Work item:
Provide nothing except how many lines of the data contain the word "search".
BEGIN Exercise input
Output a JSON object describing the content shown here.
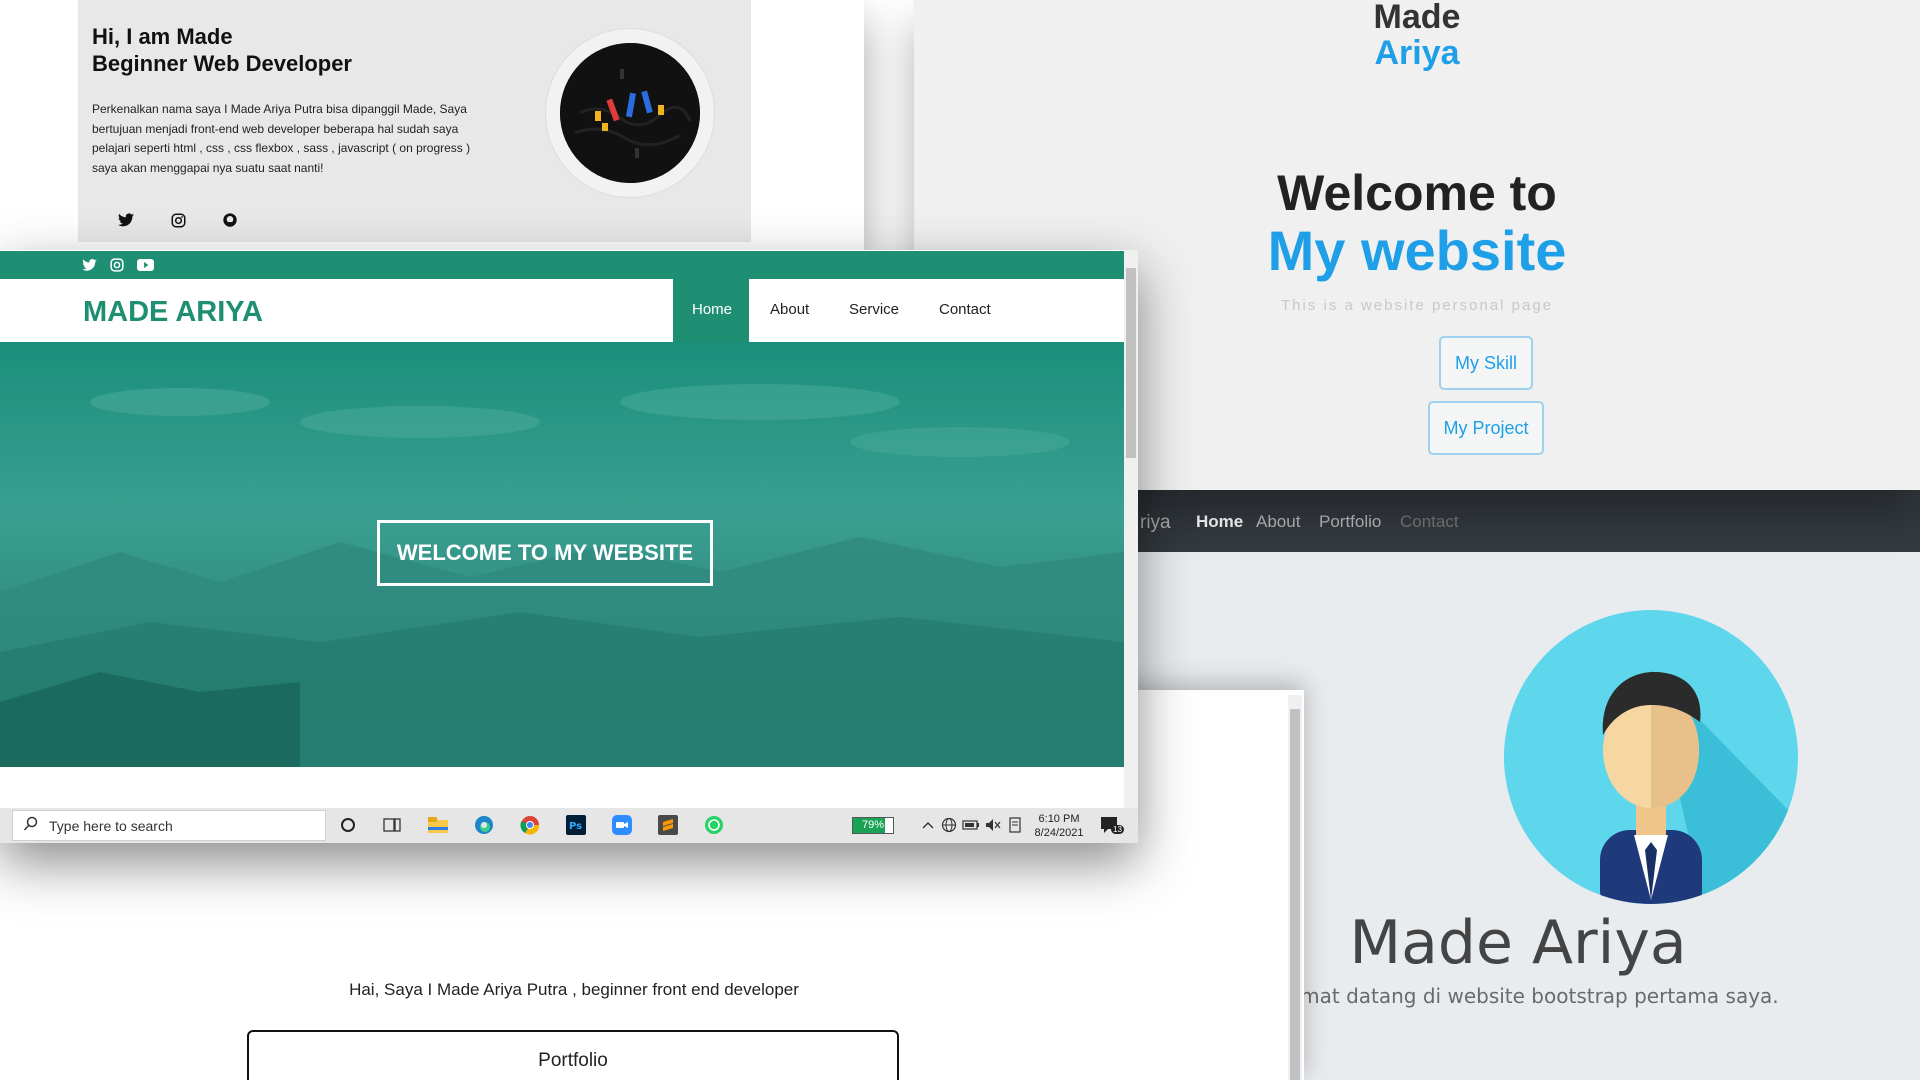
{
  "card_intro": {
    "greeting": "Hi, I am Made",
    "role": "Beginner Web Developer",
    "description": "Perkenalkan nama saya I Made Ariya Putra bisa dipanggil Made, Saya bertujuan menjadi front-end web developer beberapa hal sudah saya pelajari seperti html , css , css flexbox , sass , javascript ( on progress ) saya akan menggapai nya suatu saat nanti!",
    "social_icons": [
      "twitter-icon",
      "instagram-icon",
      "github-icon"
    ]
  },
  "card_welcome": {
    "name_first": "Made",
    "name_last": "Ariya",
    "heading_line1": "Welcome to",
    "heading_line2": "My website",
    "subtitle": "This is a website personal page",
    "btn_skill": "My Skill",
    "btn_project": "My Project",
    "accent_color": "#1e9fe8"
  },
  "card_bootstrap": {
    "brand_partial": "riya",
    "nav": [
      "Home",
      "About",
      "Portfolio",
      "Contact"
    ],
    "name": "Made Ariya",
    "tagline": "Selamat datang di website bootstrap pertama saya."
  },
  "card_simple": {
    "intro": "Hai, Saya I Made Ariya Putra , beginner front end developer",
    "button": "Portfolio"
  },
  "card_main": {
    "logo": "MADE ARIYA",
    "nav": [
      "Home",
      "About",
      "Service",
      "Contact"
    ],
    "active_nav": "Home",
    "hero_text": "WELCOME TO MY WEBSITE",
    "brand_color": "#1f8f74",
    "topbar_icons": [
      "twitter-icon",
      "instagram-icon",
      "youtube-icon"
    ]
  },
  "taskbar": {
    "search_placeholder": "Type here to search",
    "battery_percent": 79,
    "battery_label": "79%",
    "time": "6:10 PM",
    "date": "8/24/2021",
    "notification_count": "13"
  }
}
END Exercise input
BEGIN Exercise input
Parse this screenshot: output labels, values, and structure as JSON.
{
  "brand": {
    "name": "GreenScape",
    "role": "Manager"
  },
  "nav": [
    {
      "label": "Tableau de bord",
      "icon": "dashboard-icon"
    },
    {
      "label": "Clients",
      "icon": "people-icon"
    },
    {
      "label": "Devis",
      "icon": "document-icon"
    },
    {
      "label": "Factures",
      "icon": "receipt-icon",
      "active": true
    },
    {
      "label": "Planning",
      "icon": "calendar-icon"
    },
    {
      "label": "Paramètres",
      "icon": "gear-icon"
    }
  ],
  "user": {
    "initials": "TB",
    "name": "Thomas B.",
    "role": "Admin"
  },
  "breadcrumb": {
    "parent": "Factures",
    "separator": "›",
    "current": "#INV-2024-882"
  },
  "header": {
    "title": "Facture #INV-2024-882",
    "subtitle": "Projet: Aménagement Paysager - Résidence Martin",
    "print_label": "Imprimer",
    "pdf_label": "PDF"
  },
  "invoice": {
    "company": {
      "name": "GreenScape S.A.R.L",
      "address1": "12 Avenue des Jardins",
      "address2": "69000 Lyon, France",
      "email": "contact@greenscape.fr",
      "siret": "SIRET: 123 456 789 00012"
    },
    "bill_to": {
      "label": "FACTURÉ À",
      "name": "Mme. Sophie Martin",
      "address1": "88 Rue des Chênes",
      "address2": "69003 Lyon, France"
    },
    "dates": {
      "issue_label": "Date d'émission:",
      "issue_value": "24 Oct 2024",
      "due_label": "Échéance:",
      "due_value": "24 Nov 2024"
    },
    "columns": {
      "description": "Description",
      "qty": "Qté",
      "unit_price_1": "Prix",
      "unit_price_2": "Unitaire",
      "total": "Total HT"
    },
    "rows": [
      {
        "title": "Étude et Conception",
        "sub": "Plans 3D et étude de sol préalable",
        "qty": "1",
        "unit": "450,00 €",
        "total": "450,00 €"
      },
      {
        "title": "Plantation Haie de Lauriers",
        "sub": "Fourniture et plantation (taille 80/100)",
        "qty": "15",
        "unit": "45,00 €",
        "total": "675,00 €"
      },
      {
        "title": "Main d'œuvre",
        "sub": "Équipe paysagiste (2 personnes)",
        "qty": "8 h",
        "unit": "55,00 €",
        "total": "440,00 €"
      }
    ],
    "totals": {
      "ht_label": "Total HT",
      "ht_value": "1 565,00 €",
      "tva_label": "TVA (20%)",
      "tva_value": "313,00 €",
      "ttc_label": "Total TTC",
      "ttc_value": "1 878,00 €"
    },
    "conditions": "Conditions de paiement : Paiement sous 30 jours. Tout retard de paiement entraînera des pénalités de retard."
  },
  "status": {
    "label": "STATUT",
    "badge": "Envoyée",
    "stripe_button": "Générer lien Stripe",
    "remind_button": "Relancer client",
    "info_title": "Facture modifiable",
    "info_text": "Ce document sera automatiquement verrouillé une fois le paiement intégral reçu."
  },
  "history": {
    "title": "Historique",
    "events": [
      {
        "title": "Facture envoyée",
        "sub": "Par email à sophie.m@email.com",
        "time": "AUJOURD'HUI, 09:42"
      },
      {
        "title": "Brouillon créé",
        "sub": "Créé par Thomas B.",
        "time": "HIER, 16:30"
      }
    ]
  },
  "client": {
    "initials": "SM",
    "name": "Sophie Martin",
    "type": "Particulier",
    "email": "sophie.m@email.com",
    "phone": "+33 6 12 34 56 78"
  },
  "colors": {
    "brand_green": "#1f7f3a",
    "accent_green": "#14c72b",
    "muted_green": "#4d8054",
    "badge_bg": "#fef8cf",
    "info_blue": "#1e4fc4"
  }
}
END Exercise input
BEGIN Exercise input
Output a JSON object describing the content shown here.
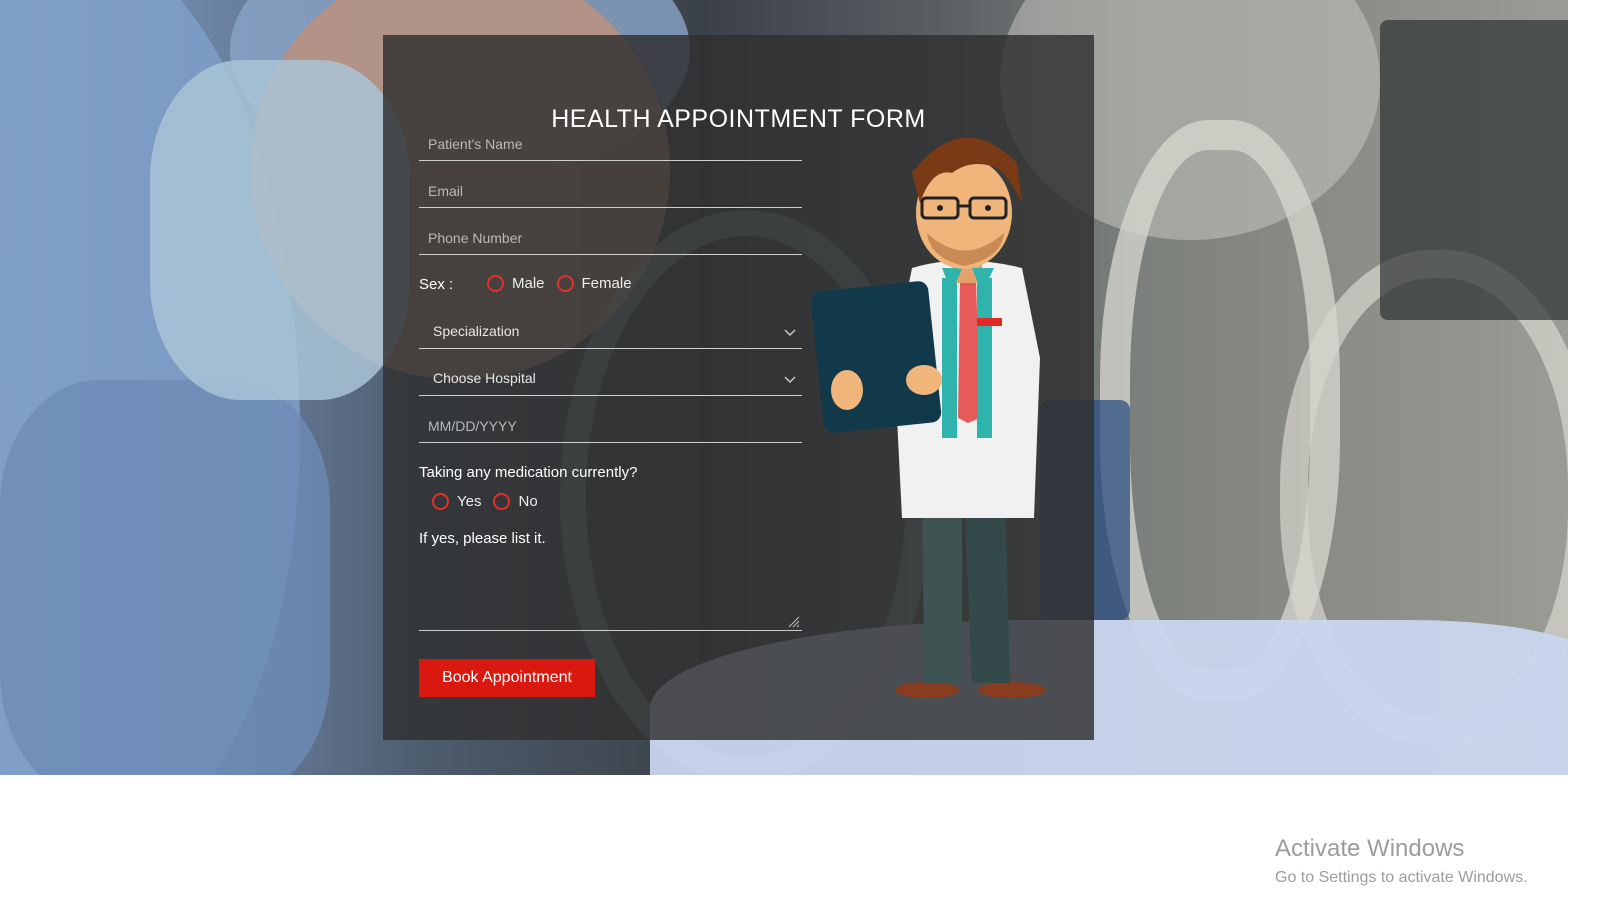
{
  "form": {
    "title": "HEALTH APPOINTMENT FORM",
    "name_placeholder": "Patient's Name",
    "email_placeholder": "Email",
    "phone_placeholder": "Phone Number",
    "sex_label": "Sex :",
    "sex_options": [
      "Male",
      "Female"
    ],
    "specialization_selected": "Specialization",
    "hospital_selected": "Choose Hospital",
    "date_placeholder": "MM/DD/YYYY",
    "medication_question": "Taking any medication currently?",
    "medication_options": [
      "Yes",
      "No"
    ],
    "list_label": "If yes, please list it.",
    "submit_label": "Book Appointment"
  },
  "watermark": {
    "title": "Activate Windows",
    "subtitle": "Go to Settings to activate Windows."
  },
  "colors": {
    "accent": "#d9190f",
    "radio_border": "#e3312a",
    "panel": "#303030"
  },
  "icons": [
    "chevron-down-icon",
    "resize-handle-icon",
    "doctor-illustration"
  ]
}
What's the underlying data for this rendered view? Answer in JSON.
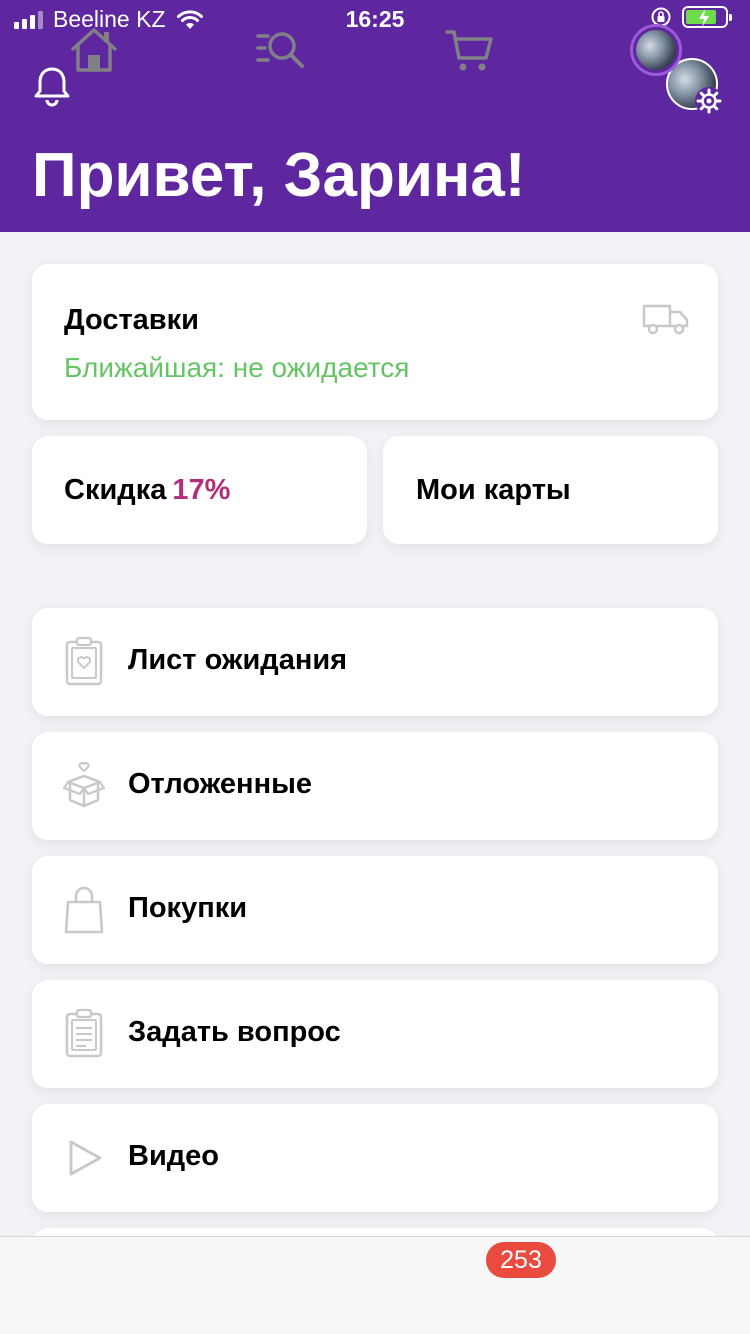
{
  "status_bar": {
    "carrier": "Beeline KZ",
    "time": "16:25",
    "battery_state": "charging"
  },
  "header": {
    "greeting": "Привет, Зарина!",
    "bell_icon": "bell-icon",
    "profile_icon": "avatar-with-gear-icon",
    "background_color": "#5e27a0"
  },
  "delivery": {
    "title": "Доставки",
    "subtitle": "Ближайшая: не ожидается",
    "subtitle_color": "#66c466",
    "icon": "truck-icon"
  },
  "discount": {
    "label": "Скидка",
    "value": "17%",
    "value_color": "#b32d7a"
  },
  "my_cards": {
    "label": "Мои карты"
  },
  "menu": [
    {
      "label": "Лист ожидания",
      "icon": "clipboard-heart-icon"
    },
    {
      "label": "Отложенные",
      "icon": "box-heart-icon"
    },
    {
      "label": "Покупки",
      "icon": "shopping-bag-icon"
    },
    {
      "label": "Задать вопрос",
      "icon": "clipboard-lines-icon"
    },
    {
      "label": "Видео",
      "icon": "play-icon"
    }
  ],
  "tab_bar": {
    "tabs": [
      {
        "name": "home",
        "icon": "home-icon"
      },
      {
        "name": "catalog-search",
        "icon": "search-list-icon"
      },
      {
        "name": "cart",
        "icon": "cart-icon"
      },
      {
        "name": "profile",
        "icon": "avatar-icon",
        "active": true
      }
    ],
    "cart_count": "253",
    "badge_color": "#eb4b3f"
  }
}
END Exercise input
Your response:
3